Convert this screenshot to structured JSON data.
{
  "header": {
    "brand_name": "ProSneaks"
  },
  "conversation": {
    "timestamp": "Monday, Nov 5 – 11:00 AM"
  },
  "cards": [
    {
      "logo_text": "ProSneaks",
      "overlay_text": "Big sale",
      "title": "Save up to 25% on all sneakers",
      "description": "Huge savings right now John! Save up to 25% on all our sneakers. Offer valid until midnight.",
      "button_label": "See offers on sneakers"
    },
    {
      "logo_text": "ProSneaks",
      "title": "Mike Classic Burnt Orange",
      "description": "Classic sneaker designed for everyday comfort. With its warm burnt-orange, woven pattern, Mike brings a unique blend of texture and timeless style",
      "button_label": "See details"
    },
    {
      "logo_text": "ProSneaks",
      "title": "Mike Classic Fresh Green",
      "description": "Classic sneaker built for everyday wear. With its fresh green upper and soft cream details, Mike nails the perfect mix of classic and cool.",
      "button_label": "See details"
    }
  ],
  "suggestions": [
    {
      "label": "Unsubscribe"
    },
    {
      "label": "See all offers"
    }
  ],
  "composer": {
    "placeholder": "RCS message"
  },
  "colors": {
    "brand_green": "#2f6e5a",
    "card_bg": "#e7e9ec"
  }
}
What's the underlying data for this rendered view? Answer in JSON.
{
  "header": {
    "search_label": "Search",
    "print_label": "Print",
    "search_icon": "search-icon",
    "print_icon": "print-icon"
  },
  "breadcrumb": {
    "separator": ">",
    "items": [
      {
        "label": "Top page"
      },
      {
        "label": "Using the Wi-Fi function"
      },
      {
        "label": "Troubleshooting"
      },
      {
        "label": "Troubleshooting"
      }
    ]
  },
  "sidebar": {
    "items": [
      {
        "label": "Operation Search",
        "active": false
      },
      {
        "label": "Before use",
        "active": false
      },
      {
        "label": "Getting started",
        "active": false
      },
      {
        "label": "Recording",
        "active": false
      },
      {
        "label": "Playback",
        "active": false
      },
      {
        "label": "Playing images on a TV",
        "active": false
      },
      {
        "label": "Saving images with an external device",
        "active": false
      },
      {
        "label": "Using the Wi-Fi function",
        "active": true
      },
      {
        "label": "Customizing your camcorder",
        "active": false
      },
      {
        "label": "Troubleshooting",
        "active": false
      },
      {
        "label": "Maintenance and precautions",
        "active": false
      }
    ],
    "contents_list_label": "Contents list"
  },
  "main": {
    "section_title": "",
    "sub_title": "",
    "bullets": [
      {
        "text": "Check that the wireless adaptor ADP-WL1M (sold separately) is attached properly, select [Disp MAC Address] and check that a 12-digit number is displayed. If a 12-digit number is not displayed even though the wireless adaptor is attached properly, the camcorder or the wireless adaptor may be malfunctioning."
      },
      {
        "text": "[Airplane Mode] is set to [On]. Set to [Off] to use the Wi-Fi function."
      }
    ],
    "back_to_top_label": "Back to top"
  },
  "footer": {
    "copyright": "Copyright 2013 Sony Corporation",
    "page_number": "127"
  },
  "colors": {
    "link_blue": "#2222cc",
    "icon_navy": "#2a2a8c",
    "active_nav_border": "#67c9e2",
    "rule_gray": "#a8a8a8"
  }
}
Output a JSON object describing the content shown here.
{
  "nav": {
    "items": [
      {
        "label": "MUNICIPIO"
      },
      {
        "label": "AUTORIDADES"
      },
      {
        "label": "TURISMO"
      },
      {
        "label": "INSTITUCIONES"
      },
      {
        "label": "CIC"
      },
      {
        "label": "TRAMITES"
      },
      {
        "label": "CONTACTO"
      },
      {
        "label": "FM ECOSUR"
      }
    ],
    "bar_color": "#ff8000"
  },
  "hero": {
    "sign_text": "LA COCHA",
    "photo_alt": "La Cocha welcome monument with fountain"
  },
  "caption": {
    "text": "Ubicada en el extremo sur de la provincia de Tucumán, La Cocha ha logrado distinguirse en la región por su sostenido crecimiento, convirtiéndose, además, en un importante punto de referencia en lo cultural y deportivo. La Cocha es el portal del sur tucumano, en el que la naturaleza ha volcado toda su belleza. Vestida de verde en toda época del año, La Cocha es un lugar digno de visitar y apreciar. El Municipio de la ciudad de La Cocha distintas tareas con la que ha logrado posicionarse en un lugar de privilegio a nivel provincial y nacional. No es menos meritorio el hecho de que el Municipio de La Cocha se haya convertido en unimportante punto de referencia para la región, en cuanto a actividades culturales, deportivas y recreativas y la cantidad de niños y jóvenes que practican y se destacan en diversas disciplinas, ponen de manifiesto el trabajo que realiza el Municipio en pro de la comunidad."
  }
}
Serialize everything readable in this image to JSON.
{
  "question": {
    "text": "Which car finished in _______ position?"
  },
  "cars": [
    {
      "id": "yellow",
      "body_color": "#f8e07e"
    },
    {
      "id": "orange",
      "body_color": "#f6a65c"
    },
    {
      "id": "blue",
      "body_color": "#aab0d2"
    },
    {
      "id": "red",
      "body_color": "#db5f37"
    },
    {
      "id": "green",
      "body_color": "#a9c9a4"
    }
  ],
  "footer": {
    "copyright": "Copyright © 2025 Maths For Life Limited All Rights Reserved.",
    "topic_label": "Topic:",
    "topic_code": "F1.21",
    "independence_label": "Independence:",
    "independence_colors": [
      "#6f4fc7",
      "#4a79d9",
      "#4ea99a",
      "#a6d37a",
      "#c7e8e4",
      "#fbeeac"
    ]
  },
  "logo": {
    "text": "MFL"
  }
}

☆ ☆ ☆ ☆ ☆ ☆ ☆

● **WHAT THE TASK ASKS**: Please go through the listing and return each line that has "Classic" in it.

● **WRITTEN REPLY**:
      "title": "Mike Classic Burnt Orange",
      "description": "Classic sneaker designed for everyday comfort. With its warm burnt-orange, woven pattern, Mike brings a unique blend of texture and timeless style",
      "title": "Mike Classic Fresh Green",
      "description": "Classic sneaker built for everyday wear. With its fresh green upper and soft cream details, Mike nails the perfect mix of classic and cool.",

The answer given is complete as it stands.